**Information shown:**

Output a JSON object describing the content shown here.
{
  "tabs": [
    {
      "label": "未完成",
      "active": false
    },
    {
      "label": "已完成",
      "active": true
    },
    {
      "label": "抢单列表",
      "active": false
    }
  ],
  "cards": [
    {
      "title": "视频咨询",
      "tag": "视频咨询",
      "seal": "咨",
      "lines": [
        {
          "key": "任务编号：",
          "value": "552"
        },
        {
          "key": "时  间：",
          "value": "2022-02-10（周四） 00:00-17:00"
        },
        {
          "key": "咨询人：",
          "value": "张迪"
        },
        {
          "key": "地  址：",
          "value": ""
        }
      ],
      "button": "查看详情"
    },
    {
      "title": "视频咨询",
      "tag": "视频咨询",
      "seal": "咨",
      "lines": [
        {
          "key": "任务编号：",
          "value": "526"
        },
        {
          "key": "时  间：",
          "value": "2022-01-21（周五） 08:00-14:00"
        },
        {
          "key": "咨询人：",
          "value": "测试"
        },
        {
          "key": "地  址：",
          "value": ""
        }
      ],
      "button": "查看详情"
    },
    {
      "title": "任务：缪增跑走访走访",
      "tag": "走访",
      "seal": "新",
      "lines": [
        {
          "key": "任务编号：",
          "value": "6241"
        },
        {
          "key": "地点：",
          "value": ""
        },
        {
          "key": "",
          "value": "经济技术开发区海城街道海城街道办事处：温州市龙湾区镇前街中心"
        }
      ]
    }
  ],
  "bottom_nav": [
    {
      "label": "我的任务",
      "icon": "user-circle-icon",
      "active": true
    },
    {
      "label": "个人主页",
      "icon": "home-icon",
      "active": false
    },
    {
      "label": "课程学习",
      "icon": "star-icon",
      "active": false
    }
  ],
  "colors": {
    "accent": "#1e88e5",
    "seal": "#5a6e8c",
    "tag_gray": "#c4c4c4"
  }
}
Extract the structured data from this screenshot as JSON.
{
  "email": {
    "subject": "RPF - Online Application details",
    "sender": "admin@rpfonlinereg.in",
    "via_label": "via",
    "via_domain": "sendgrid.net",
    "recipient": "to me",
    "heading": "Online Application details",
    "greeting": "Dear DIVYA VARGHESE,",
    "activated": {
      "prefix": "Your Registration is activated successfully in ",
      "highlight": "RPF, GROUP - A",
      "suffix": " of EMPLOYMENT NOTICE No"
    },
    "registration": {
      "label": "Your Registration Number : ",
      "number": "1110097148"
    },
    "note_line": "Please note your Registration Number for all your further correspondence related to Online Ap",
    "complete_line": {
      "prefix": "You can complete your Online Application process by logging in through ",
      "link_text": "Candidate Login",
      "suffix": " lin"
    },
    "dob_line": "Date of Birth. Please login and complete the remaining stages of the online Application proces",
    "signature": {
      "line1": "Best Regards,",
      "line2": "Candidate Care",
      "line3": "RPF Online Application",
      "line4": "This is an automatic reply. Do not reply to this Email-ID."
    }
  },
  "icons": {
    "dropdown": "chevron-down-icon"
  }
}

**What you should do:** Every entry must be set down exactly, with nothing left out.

**Task result:**
Output a JSON object describing the content shown here.
{
  "tabs": [
    {
      "label": "未完成",
      "active": false
    },
    {
      "label": "已完成",
      "active": true
    },
    {
      "label": "抢单列表",
      "active": false
    }
  ],
  "cards": [
    {
      "title": "视频咨询",
      "tag": "视频咨询",
      "seal": "咨",
      "lines": [
        {
          "key": "任务编号：",
          "value": "552"
        },
        {
          "key": "时  间：",
          "value": "2022-02-10（周四） 00:00-17:00"
        },
        {
          "key": "咨询人：",
          "value": "张迪"
        },
        {
          "key": "地  址：",
          "value": ""
        }
      ],
      "button": "查看详情"
    },
    {
      "title": "视频咨询",
      "tag": "视频咨询",
      "seal": "咨",
      "lines": [
        {
          "key": "任务编号：",
          "value": "526"
        },
        {
          "key": "时  间：",
          "value": "2022-01-21（周五） 08:00-14:00"
        },
        {
          "key": "咨询人：",
          "value": "测试"
        },
        {
          "key": "地  址：",
          "value": ""
        }
      ],
      "button": "查看详情"
    },
    {
      "title": "任务：缪增跑走访走访",
      "tag": "走访",
      "seal": "新",
      "lines": [
        {
          "key": "任务编号：",
          "value": "6241"
        },
        {
          "key": "地点：",
          "value": ""
        },
        {
          "key": "",
          "value": "经济技术开发区海城街道海城街道办事处：温州市龙湾区镇前街中心"
        }
      ]
    }
  ],
  "bottom_nav": [
    {
      "label": "我的任务",
      "icon": "user-circle-icon",
      "active": true
    },
    {
      "label": "个人主页",
      "icon": "home-icon",
      "active": false
    },
    {
      "label": "课程学习",
      "icon": "star-icon",
      "active": false
    }
  ],
  "colors": {
    "accent": "#1e88e5",
    "seal": "#5a6e8c",
    "tag_gray": "#c4c4c4"
  }
}
Extract the structured data from this screenshot as JSON.
{
  "email": {
    "subject": "RPF - Online Application details",
    "sender": "admin@rpfonlinereg.in",
    "via_label": "via",
    "via_domain": "sendgrid.net",
    "recipient": "to me",
    "heading": "Online Application details",
    "greeting": "Dear DIVYA VARGHESE,",
    "activated": {
      "prefix": "Your Registration is activated successfully in ",
      "highlight": "RPF, GROUP - A",
      "suffix": " of EMPLOYMENT NOTICE No"
    },
    "registration": {
      "label": "Your Registration Number : ",
      "number": "1110097148"
    },
    "note_line": "Please note your Registration Number for all your further correspondence related to Online Ap",
    "complete_line": {
      "prefix": "You can complete your Online Application process by logging in through ",
      "link_text": "Candidate Login",
      "suffix": " lin"
    },
    "dob_line": "Date of Birth. Please login and complete the remaining stages of the online Application proces",
    "signature": {
      "line1": "Best Regards,",
      "line2": "Candidate Care",
      "line3": "RPF Online Application",
      "line4": "This is an automatic reply. Do not reply to this Email-ID."
    }
  },
  "icons": {
    "dropdown": "chevron-down-icon"
  }
}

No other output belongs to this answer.